Before it made landfall in Japan, Tropical Storm Etau did not have the characteristics that usually excite weather watchers. Neither its winds nor its central pressure reached typhoon status; the storm surge was not remarkable because the storm had little time to churn the seas. Visually, the storm lacked the symmetry and tight eye that can make cyclones both frightening and beautiful.
But Etau, also known as Tropical Storm 18, made a devastating impression on eastern and central Japan in September 2015. The storm dropped torrential rainfall as it crossed the island nation, and then a combination of weather conditions stalled its movement and provoked record-setting rainfall in several cities. Swollen rivers burst their banks on September 10 and caused flooding in Tochigi and Ibaraki prefectures, east and north of Tokyo.
The map above shows satellite-based estimates of rainfall totals and locations from September 6–10, 2015, as compiled by NASA. Note that rainfall totals are regional, remotely-sensed estimates, and local amounts reported by ground-based weather stations can be significantly higher.

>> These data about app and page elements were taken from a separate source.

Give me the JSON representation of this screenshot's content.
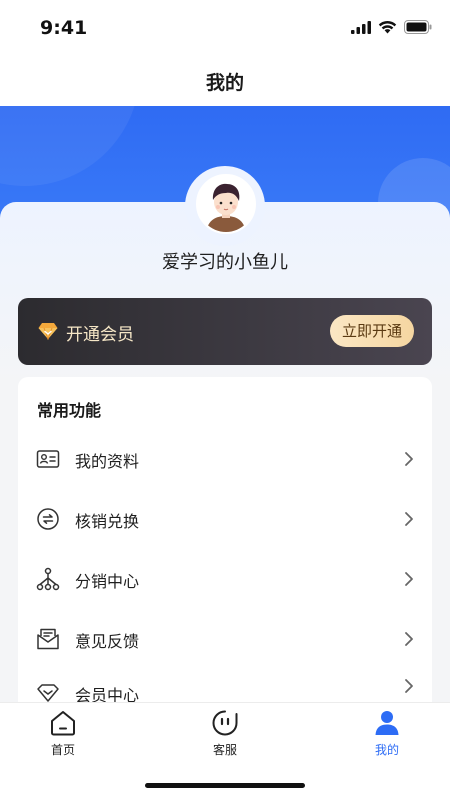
{
  "status_bar": {
    "time": "9:41"
  },
  "nav": {
    "title": "我的"
  },
  "profile": {
    "username": "爱学习的小鱼儿"
  },
  "vip": {
    "label": "开通会员",
    "button_label": "立即开通"
  },
  "functions": {
    "title": "常用功能",
    "items": [
      {
        "label": "我的资料",
        "icon": "id-card-icon"
      },
      {
        "label": "核销兑换",
        "icon": "exchange-icon"
      },
      {
        "label": "分销中心",
        "icon": "network-icon"
      },
      {
        "label": "意见反馈",
        "icon": "feedback-icon"
      },
      {
        "label": "会员中心",
        "icon": "vip-center-icon"
      }
    ]
  },
  "tabbar": {
    "tabs": [
      {
        "label": "首页",
        "icon": "home-icon"
      },
      {
        "label": "客服",
        "icon": "customer-service-icon"
      },
      {
        "label": "我的",
        "icon": "user-icon",
        "active": true
      }
    ]
  },
  "colors": {
    "primary": "#2d6cf5",
    "vip_gold": "#f5d6a1",
    "vip_dark": "#2c2b2f"
  }
}
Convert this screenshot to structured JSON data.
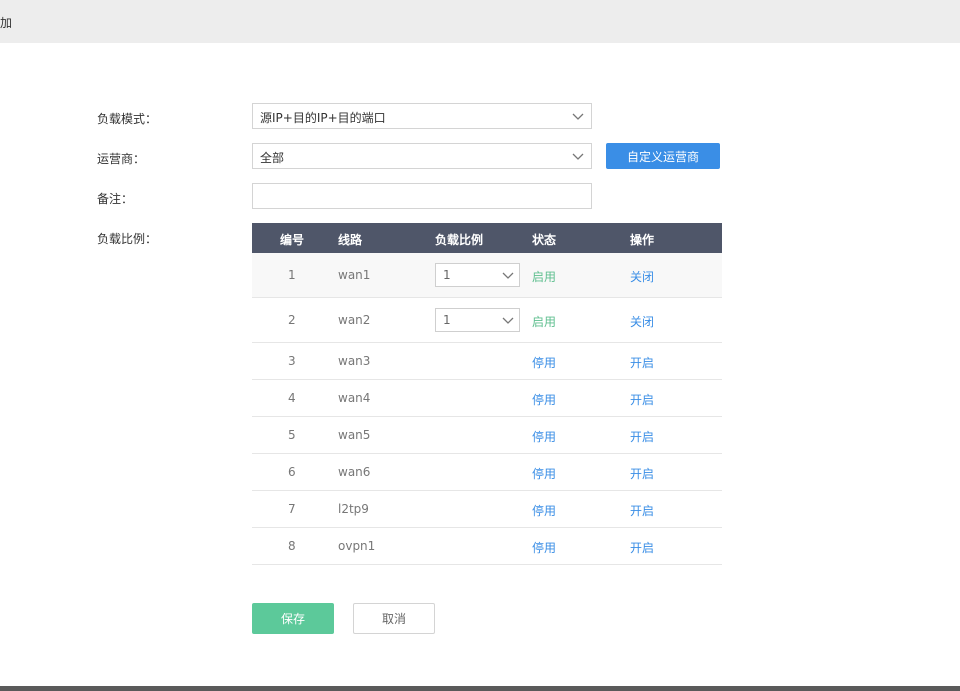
{
  "window": {
    "title": "加"
  },
  "form": {
    "mode_label": "负载模式：",
    "mode_value": "源IP+目的IP+目的端口",
    "carrier_label": "运营商：",
    "carrier_value": "全部",
    "custom_carrier_button": "自定义运营商",
    "remark_label": "备注：",
    "remark_value": "",
    "ratio_label": "负载比例："
  },
  "table": {
    "headers": [
      "编号",
      "线路",
      "负载比例",
      "状态",
      "操作"
    ],
    "rows": [
      {
        "no": "1",
        "line": "wan1",
        "ratio": "1",
        "status": "启用",
        "op": "关闭"
      },
      {
        "no": "2",
        "line": "wan2",
        "ratio": "1",
        "status": "启用",
        "op": "关闭"
      },
      {
        "no": "3",
        "line": "wan3",
        "ratio": "",
        "status": "停用",
        "op": "开启"
      },
      {
        "no": "4",
        "line": "wan4",
        "ratio": "",
        "status": "停用",
        "op": "开启"
      },
      {
        "no": "5",
        "line": "wan5",
        "ratio": "",
        "status": "停用",
        "op": "开启"
      },
      {
        "no": "6",
        "line": "wan6",
        "ratio": "",
        "status": "停用",
        "op": "开启"
      },
      {
        "no": "7",
        "line": "l2tp9",
        "ratio": "",
        "status": "停用",
        "op": "开启"
      },
      {
        "no": "8",
        "line": "ovpn1",
        "ratio": "",
        "status": "停用",
        "op": "开启"
      }
    ]
  },
  "actions": {
    "save": "保存",
    "cancel": "取消"
  },
  "colors": {
    "header_bg": "#4f5669",
    "primary_blue": "#3a8ee6",
    "save_green": "#5cc99a",
    "enabled_green": "#5fbf8f"
  }
}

The rainfall data come from the Integrated Multi-Satellite Retrievals for GPM (IMERG), a product of the Global Precipitation Measurement mission. IMERG pulls together precipitation estimates from passive microwave and infrared sensors on several satellites, as well as monthly surface precipitation gauge data, to provide precipitation estimates between 60 degrees North and South latitude. GPM is a partnership between NASA and the Japan Aerospace Exploration Agency.
Weather stations in Tochigi and Ibaraki prefectures reported more than 500 millimeters (20 inches) of rain in 24 hours—double the amount that typically falls in the entire month of September. A Japan Meteorological Agency station in Nikko reported 668 millimeters (26.3 inches) of rain from September 6–10. News media and some meteorologists referred to Etau as a “100-year event,” and daily totals at several weather stations were the highest in forty years of record-keeping.
The Japan Times explained the confluence of weather conditions that led to the deluge:
The heavy rainfall in Tokyo and surrounding prefectures was caused by stationary humid air...which was unable to move in any direction. It was hemmed in to the west by a chunk of cold air over the Sea of Japan, where Typhoon Etau fizzled out, and a block of humid air to the east over the Pacific Ocean, where Typhoon Kilo was swirling, according to Kunihiro Naito, a forecaster at Weathernews Inc...
The rains caused more than 60 landslides and filled rivers to their banks. In the city of Joso, on the banks of the Kinugawa River, a 30-meter-wide by 4-meter tall earthen levee failed on September 10, leading to destructive flooding in the area. At least nine people were missing and at least 7,000 homes and buildings were damaged or destroyed as the flood water spread out across 37 square kilometers (14 square miles). Levees and embankments were also breached in Koga and Chikusei, while two bridges were washed away in Minami-Aizu. Media outlets reported that as many as 200,000 Japanese citizens were evacuated because of the floods.
NASA Earth Observatory map by Joshua Stevens and Jesse Allen using IMERG data provided courtesy of the Global Precipitation Mission (GPM) Science Team's Precipitation Processing System (PPS), and storm track information from Unisys Weather Hurricane/Tropical Storm Data. NASA image by Jeff Schmaltz, LANCE MODIS Rapid Response. Caption by Mike Carlowicz.